In terms of flavor, your tongue is definitely primed to get on a few of the yucky chemicals which you shouldn’t be consuming. “If this tastes really gross, it may be formaldehyde,” Marcu says. Generally, if something tastes bad, you probably shouldn’t be vaping it.
Unfortunately, clean cannabis oil might not actually taste like cannabis. Most companies now add synthetic versions of the same organic compounds present in cannabis on their hash oil with the idea it will remind stoners of the pot they already know and love. However, understand that those additives might be producing carcinogens, especially at high temperatures.
Keep in mind that this really is all educated guesswork at best.
The scariest thing concerning the safety and health negative effects of using oil-filled weed vape pens is definitely how little we all know. The few studies that I’ve cited here are essentially just identifying known carcinogens that might get produced under certain temperatures – not letting us know how much of those carcinogens could possibly be safe to vapeopen from cheap vape pen starter kit with the electrical coil created in China.
I asked Marcu whether he thought, at worst, vaping weed oil may be as bad for you as smoking cigarettes. “The data isn’t there yet, to check it to cigarettes,” he informed me. “Probably some vaporizers might not be any different than smoking cigarettes. Some are going to be superior in safety, and a few aren’t.”
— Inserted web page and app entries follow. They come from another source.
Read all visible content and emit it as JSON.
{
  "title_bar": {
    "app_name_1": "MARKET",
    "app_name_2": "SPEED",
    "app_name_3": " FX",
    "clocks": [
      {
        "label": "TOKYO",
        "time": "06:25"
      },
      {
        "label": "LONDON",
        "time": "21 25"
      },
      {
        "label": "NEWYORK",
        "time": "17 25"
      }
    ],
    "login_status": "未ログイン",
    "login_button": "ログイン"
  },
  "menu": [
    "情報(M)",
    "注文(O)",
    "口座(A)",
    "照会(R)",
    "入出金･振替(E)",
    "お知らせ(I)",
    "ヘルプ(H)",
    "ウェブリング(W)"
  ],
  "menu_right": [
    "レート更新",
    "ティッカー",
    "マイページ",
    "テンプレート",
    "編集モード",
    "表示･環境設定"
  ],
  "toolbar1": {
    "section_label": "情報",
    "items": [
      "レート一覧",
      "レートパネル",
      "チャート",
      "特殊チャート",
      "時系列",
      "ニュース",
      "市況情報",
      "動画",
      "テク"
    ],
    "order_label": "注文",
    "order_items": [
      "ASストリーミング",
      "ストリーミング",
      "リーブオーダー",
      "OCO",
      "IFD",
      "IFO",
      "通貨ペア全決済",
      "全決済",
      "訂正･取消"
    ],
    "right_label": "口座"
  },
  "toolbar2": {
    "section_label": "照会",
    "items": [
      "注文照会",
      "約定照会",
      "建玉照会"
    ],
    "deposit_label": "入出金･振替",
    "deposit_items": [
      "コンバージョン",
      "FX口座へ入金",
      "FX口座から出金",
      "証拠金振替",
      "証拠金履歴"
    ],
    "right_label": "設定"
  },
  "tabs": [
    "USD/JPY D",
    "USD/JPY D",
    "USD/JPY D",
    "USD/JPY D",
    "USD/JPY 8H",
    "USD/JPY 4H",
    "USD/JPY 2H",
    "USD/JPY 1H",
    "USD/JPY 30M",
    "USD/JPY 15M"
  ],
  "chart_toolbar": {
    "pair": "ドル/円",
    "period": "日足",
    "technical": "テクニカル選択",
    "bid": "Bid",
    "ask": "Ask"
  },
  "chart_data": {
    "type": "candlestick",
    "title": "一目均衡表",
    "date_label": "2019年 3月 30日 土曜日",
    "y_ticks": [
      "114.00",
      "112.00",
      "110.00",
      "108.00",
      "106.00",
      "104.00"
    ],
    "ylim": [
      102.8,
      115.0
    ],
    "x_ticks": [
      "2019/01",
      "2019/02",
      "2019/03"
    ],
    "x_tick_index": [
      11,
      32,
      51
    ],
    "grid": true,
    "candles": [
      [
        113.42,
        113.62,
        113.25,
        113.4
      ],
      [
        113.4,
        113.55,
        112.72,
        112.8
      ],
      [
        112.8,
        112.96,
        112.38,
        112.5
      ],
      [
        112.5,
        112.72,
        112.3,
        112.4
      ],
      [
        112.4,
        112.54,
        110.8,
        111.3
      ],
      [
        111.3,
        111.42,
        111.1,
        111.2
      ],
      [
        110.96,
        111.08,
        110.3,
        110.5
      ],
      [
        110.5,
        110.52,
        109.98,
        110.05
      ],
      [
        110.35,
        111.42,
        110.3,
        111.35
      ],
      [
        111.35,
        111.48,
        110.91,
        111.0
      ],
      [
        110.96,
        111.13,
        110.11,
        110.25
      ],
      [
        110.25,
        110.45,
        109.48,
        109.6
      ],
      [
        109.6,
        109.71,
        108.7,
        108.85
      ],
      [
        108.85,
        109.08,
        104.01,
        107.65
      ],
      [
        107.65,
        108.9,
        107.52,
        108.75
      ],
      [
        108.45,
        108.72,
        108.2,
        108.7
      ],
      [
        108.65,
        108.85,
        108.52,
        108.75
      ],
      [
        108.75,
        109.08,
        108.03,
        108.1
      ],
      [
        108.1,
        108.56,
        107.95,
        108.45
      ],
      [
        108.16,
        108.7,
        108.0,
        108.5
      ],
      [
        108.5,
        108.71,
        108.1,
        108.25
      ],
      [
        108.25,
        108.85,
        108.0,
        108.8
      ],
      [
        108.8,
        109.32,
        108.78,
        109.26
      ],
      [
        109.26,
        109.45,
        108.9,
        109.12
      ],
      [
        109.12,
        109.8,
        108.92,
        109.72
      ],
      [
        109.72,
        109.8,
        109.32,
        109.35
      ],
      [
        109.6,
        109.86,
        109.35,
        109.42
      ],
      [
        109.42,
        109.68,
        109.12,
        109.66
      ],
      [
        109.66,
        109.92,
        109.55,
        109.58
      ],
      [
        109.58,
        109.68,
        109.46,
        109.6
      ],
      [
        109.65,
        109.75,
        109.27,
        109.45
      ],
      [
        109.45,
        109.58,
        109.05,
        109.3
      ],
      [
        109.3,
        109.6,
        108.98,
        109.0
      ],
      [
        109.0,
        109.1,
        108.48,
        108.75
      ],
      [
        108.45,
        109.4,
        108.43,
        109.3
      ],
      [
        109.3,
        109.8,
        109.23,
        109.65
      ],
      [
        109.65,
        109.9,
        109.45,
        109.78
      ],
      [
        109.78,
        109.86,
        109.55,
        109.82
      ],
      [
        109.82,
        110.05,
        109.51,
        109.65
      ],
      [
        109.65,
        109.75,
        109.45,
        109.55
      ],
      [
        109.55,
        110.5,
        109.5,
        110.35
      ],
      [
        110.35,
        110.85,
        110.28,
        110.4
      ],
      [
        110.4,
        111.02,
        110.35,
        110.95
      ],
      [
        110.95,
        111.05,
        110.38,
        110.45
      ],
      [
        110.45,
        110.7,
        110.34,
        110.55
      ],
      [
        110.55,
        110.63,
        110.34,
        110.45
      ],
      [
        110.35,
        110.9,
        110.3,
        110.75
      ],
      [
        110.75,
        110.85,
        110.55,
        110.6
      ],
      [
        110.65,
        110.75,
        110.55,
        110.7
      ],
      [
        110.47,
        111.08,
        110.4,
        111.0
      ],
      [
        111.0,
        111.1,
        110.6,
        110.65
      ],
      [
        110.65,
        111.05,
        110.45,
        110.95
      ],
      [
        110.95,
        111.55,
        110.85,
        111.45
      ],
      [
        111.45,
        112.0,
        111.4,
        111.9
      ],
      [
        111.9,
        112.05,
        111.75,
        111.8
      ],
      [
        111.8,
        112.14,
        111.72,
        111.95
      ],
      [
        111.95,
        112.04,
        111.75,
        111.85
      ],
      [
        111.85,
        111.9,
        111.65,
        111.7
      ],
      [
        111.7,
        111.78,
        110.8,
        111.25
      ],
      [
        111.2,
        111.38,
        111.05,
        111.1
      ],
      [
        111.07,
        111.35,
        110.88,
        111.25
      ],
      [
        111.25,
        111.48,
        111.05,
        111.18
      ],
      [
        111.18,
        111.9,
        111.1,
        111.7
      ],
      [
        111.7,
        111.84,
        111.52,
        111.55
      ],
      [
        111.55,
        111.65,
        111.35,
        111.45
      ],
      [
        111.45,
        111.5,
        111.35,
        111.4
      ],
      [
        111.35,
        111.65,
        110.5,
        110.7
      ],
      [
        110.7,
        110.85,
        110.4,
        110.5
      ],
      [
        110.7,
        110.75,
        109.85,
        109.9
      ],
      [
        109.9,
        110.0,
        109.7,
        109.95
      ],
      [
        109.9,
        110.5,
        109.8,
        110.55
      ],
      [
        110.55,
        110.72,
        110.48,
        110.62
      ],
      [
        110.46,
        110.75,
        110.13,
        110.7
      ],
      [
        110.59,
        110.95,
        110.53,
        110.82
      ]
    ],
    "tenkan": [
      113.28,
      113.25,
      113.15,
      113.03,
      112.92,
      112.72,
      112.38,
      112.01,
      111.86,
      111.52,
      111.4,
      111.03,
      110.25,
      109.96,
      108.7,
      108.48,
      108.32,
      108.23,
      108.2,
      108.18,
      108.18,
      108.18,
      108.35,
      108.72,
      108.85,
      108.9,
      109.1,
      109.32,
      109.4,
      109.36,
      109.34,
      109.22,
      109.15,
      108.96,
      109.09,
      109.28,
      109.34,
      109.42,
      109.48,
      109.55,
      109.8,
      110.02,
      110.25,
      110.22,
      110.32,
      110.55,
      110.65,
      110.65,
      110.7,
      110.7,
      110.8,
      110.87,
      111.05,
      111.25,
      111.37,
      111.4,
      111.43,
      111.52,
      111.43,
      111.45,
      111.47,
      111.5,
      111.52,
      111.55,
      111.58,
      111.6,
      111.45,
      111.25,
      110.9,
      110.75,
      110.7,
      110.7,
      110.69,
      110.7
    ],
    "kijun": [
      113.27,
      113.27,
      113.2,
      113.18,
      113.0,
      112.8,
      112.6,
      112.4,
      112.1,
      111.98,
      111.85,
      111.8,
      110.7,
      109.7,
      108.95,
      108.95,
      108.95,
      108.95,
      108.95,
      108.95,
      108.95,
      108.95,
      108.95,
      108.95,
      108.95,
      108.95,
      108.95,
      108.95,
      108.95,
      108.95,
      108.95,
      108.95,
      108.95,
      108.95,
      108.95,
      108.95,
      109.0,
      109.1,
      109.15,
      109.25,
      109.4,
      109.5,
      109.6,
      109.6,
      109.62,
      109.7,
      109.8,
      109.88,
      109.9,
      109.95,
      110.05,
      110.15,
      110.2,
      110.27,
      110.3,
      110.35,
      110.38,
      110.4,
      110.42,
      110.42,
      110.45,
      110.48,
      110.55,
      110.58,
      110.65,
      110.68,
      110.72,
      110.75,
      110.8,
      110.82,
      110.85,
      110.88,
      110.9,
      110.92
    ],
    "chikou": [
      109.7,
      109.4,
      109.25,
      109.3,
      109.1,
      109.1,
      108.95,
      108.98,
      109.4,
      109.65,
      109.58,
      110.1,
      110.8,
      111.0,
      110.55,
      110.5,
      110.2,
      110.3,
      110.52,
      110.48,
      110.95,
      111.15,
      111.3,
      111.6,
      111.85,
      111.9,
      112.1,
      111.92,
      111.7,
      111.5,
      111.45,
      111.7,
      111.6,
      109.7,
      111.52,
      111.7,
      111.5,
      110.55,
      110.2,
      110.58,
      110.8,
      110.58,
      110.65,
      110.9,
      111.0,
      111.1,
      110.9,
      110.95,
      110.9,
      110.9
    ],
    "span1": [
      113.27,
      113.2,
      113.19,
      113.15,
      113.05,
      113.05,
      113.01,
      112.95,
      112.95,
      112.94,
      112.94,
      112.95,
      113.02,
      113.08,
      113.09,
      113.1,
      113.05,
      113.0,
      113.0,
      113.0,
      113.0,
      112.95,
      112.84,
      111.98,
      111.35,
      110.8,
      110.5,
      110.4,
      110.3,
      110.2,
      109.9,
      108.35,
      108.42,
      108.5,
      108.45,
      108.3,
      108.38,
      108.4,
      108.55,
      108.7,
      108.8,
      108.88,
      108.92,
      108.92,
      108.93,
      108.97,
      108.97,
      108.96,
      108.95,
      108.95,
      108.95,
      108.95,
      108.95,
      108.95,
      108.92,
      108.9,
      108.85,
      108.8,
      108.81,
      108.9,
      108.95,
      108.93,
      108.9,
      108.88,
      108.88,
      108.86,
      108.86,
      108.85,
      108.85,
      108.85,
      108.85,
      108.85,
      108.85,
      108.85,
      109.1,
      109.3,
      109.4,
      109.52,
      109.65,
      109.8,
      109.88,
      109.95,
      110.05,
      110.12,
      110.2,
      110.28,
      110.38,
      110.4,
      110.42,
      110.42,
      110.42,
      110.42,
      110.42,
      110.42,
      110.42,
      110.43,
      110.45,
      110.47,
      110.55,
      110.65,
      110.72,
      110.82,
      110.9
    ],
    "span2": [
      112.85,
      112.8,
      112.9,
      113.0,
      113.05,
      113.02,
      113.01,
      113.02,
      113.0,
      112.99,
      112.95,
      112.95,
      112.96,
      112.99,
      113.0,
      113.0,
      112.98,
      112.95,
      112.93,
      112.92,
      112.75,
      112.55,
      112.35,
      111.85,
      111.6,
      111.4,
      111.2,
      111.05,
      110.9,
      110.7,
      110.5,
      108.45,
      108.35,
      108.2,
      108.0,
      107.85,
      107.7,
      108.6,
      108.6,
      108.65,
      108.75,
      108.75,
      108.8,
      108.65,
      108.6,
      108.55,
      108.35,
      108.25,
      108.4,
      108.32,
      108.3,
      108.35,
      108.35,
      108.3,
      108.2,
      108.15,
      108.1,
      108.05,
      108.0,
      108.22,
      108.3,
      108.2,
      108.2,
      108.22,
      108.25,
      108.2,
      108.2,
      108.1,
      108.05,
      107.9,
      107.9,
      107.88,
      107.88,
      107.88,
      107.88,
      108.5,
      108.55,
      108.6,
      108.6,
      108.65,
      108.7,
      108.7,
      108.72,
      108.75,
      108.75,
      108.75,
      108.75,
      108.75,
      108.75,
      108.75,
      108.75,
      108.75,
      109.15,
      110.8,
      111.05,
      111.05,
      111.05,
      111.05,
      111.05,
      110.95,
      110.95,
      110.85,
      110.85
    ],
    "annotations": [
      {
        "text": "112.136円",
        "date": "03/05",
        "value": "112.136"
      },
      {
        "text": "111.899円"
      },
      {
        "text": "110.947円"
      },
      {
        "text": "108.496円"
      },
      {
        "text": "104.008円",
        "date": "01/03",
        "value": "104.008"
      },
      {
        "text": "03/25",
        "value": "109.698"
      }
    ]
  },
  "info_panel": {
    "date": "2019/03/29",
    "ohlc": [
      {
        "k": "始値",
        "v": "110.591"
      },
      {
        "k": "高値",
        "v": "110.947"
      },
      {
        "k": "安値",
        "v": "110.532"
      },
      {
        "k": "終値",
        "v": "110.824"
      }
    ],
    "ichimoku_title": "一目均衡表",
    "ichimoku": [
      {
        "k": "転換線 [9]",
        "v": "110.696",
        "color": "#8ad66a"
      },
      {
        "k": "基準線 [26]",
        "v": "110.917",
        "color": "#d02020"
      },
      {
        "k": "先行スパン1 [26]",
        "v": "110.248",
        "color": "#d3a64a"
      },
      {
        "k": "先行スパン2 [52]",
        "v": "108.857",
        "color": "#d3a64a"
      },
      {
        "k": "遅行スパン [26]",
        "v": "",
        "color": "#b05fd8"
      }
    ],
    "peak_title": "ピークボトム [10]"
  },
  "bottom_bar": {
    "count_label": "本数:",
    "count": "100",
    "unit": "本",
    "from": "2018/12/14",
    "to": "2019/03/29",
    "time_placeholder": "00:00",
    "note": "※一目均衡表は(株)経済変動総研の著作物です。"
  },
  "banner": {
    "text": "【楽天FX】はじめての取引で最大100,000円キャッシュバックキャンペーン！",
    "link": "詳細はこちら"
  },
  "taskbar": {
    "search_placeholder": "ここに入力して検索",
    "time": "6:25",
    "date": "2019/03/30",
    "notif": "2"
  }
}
Ever the scientist, Marcu shows that if you vape, you track your experiences in a journal. “Develop a rubric that makes sense for you,” he says. “It is possible to take note of exactly how much you’re consuming, taste, color, appearance, etc. Take pictures. Catalogue and compare the brands where you live.”
That’s right. We’re at the point with cannabis that you basically must experiment on yourself, and hope to get the best. So… best of luck on the market!